Women with higher levels of endocrine-disrupting chemicals from both environmental and household exposure have an earlier onset of menopause.
These endocrine-disrupting chemicals were among those studied that have potential detrimental impact on reproductive health.
Scientists have found an association between high levels of chemical exposure from everyday products and earlier menopause.
Women with high levels of chemicals found in plastics, personal-care products, common household items, and the environment experienced menopause two to four years earlier than women with lower chemical levels, researchers reported online in the journal PLOS ONE.
The association was revealed after researchers analyzed data from 31,575 people, including 1,442 menopausal women who had been tested for levels of endocrine-disrupting chemicals. The average age of these women was 61, and none were using estrogen-replacement therapies or had had surgery to remove the ovaries.
- Women with higher levels of chemical exposure to a wide variety of common chemicals are more likely to enter menopause earlier than non-exposed women, according to research detailing the association.
- Specifically, 15 chemicals were identified that require further study because of their persistence (half lives > 1 year) and potential to negatively affect ovarian function.
Relying on chemical exposure detected in blood and urine samples, the researchers chose not to focus just on a few endocrine-disrupting chemicals. Instead, they looked more broadly at the topic by including exposures to any of 111 endocrine-disrupting chemicals.
"Many of these chemical exposures are beyond our control, because they are in the soil, water, and air," said senior author Amber Cooper, MD, in a news release. "But we can educate ourselves about our day-to-day chemical exposures and become more aware of the plastics and other household products we use."
The mostly man-made chemicals included in the exposure list ran the gambit from industrial combustion byproducts to those found in plastics and common household items. Dioxins/furans, phthalates, polychlorinated biphenyls (PCBs), and phenolic derivatives were among the toxins reviewed.
While the researchers looked at a large swath of potential chemical hazards, they ultimately identified 15 chemicals-nine PCBs, three pesticides, two phthalates, and a furan (a toxic chemical)-that they said were significantly associated with earlier onset of menopause and potentially have detrimental effects on ovarian function.

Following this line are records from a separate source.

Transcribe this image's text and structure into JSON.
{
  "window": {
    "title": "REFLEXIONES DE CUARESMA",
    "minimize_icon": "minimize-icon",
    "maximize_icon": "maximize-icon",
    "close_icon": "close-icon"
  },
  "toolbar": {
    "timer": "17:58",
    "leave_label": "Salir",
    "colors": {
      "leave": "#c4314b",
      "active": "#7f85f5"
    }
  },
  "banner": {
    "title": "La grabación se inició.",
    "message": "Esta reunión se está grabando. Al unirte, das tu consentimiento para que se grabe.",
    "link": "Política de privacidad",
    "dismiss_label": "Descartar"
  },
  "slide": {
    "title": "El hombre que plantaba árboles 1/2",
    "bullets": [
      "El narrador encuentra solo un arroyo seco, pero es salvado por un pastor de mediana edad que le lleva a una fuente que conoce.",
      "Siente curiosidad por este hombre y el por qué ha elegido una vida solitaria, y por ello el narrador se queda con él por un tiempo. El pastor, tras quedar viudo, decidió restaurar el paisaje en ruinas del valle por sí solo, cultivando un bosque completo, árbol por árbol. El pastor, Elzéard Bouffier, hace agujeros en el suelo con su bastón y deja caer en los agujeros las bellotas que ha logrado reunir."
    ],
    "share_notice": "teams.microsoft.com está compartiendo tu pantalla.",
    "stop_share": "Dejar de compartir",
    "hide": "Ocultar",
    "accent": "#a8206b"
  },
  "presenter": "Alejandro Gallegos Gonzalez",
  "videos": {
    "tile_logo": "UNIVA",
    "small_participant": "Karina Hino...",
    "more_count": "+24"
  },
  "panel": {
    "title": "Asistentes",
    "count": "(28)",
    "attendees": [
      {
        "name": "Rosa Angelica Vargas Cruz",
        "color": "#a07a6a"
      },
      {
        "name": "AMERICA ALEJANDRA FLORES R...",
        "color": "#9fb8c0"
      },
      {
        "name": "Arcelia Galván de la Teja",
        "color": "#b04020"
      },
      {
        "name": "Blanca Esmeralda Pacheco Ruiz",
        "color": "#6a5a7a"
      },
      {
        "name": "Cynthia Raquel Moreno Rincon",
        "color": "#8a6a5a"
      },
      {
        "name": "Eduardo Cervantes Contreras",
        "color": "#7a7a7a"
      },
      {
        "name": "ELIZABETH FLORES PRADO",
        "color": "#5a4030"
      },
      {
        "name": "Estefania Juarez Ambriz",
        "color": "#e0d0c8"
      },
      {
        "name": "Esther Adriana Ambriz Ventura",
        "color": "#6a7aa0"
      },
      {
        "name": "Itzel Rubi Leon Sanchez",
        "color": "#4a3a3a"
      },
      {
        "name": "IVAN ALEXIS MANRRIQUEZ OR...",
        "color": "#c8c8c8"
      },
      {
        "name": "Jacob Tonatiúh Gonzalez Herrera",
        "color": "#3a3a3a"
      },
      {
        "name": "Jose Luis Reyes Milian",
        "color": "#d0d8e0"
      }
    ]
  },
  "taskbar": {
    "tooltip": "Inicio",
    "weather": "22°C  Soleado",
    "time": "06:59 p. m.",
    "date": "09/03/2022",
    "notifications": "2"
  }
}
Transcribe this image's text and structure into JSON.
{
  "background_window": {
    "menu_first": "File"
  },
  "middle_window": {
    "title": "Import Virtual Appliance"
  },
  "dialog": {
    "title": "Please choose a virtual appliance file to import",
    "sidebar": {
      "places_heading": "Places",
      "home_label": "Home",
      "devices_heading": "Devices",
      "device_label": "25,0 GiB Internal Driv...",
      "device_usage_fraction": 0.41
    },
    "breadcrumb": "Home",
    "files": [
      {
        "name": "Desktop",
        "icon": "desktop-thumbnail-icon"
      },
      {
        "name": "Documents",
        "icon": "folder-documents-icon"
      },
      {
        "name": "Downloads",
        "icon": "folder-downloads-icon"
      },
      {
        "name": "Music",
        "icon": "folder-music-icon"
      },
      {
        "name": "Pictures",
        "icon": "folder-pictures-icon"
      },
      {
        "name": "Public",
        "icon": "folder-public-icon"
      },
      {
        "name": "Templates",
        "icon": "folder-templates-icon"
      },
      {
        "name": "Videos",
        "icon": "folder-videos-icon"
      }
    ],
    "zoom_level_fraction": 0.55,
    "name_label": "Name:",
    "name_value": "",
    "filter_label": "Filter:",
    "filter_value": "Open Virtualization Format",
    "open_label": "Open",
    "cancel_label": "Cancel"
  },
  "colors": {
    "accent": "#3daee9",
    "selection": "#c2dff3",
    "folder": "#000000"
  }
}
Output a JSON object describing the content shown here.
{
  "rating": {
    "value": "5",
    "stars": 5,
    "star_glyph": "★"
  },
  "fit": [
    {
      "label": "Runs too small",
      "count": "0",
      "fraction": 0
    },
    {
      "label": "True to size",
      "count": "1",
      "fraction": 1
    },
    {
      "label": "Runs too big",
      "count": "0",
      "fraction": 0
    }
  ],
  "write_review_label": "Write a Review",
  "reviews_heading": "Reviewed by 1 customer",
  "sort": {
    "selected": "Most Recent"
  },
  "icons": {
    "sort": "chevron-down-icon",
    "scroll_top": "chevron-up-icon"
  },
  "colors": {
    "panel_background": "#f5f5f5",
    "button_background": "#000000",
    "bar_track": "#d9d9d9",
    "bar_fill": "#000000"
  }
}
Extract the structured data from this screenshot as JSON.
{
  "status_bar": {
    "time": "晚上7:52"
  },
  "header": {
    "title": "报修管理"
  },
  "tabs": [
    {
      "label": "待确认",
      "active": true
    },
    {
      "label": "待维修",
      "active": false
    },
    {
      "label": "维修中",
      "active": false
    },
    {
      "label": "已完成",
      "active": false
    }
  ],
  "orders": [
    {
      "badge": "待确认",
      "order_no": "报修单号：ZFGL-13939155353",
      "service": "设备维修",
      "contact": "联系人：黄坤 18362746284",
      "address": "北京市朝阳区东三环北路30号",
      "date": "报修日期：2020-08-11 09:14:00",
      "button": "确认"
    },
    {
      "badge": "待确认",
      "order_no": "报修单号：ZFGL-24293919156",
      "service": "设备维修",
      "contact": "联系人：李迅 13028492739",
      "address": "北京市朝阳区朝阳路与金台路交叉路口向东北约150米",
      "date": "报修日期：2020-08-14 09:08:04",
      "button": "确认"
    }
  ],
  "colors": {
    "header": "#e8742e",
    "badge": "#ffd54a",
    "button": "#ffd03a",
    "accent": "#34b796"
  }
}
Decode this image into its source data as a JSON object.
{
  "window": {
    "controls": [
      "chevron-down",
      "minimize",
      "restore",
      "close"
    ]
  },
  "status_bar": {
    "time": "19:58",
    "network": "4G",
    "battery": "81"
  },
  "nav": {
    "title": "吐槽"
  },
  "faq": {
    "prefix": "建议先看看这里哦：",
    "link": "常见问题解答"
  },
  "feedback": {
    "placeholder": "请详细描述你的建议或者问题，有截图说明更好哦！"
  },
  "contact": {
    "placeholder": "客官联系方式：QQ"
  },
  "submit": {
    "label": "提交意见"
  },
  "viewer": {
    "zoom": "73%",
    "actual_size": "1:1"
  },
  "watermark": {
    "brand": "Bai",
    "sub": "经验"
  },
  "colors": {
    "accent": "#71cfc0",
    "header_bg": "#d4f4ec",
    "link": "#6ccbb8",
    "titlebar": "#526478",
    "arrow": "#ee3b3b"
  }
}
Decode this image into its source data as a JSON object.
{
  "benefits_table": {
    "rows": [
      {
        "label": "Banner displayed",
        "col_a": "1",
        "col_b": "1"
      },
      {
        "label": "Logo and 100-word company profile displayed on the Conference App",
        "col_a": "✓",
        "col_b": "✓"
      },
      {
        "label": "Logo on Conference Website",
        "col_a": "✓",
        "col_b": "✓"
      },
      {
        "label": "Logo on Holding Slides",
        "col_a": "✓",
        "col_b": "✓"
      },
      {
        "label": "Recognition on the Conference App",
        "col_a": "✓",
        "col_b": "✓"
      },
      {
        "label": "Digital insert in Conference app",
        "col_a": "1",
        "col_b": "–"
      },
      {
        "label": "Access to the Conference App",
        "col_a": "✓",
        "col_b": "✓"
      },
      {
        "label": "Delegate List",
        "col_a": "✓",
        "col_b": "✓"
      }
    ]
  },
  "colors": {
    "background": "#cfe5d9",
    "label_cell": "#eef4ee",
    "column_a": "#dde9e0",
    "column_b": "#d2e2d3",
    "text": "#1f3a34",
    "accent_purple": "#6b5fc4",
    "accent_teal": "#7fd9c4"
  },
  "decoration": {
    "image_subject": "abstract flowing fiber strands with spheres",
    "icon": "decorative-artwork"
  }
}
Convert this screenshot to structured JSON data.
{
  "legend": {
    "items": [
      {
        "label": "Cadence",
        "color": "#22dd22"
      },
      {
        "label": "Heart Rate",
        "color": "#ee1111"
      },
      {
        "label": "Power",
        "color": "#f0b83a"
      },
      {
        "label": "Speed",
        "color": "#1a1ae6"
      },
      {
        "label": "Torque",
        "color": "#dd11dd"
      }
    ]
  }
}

Specifically, women with high levels of Î²-hexachlorocyclohexane, mirex, p,p’-DDE, 1,2,3,4,6,7,8-heptachlorodibenzofuran, mono-(2-ethyl-5-hydroxyhexyl) and mono-(2-ethyl-5-oxohexyl) phthalate, and a number of polychlorinated biphenyl congeners had mean ages of menopause 1.9 to 3.8 years earlier than women with lower levels of these chemicals, according to the results. And overall, women exposed to these chemicals were up to 6 times more likely to be menopausal than non-exposed women.